National Geographic has acquired the rights for Das Auge 3D (The Eye 3D), the first three-dimensional documentary produced in Germany [1]. The film will be broadcast on SKY 3D on 9 December at 20:15 (local time) in 3D television and again during the same evening at 21:10 (local time) on the German National Geographic Channel in 2D, bringing the story of the most powerful visible-light telescope in the world, ESO’s Very Large Telescope (VLT), directly into people’s homes.

The Eye 3D — Life and Research at Cerro Paranal stars ESOcast host Dr J, aka Joe Liske, who takes viewers on an exciting tour, introducing the magnificent telescope itself and the advanced techniques in use at Paranal, as well as taking a look at the daily life of astronomers, engineers, physicists and technicians working at the ESO sites.
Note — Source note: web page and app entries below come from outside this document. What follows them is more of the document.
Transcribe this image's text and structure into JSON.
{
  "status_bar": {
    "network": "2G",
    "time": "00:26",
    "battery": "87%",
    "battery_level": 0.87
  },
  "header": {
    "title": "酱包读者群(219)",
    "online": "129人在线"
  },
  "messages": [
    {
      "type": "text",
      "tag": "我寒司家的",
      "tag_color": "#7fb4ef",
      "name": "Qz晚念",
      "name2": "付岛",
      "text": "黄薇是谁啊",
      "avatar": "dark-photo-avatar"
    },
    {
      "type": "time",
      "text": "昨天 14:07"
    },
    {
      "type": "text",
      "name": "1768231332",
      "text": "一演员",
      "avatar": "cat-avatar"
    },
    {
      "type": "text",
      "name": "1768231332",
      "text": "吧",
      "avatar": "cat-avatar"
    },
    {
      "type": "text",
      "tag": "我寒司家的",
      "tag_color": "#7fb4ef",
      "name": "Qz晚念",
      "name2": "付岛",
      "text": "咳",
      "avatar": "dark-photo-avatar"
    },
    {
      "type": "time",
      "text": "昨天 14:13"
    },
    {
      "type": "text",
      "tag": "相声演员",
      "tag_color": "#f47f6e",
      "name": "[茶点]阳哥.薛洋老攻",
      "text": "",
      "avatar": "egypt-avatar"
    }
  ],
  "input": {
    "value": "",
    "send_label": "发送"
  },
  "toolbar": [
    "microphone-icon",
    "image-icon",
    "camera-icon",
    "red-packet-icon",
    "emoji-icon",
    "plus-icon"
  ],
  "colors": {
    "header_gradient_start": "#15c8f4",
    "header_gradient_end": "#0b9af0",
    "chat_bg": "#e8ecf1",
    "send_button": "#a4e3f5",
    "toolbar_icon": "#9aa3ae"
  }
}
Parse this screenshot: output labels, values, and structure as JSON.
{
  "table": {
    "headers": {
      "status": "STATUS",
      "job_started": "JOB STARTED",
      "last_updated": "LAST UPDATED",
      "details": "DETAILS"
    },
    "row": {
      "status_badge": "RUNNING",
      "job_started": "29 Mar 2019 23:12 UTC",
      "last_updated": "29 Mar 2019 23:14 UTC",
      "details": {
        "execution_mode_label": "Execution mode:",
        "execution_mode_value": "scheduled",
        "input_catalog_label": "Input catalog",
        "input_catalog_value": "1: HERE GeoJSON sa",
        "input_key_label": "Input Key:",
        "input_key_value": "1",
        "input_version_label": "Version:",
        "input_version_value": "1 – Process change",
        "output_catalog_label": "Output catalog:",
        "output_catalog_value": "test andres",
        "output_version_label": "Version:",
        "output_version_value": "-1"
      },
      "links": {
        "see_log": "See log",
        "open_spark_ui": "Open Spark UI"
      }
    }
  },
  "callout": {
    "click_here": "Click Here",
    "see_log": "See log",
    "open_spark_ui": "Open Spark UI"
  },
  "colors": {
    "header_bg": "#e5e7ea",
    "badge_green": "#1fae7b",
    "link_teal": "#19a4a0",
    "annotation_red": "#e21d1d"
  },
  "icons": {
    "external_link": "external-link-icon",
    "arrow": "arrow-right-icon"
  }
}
The documentary has recently won several awards, including the Gold Award in the 3D category from ITVA (Integrated TV & Video Association) and Best Picture at the Dimension3 Festival in Paris. It was also shown at the 24th Braunschweig International Film Festival.

The movie is still touring German schools, where showings are introduced by either the director or participating scientists. Contact Parallax for booking information.

To explore ESO’s VLT before watching the movie, take a virtual tour of the four Unit Telescopes, Antu, Kueyen, Melipal and Yepun, examine the dust and rocks of the arid Atacama Desert or switch to night mode and admire the Milky Way and the beauty of the southern skies.


[1] Directed by Nikolai Vialkowitsch, the movie was produced by parallax raumprojektion and fact&film in collaboration with ESO. The film was co-financed by the film subsidy agencies of the German federal states of Baden-Württemberg and Bremen, several charitable and public organisations and ESO. It was a Special Project of the International Year of Astronomy 2009.

More Information

ESO, the European Southern Observatory, is the foremost intergovernmental astronomy organisation in Europe and the world’s most productive astronomical observatory. It is supported by 14 countries: Austria, Belgium, the Czech Republic, Denmark, France, Finland, Germany, Italy, the Netherlands, Portugal, Spain, Sweden, Switzerland and the United Kingdom. ESO carries out an ambitious programme focused on the design, construction and operation of powerful ground-based observing facilities enabling astronomers to make important scientific discoveries. ESO also plays a leading role in promoting and organising cooperation in astronomical research. ESO operates three unique world-class observing sites in Chile: La Silla, Paranal and Chajnantor. At Paranal, ESO operates the Very Large Telescope, the world’s most advanced visible-light astronomical observatory and VISTA, the world’s largest survey telescope. ESO is the European partner of a revolutionary astronomical telescope ALMA, the largest astronomical project in existence. ESO is currently planning a 42-metre European Extremely Large optical/near-infrared Telescope, the E-ELT, which will become “the world’s biggest eye on the sky”.



Oana Sandu
ESO, Garching, Germany
ePOD Community Coordinator

About the Announcement



Glimpse into the life of two astronomers
Glimpse into the life of two astronomers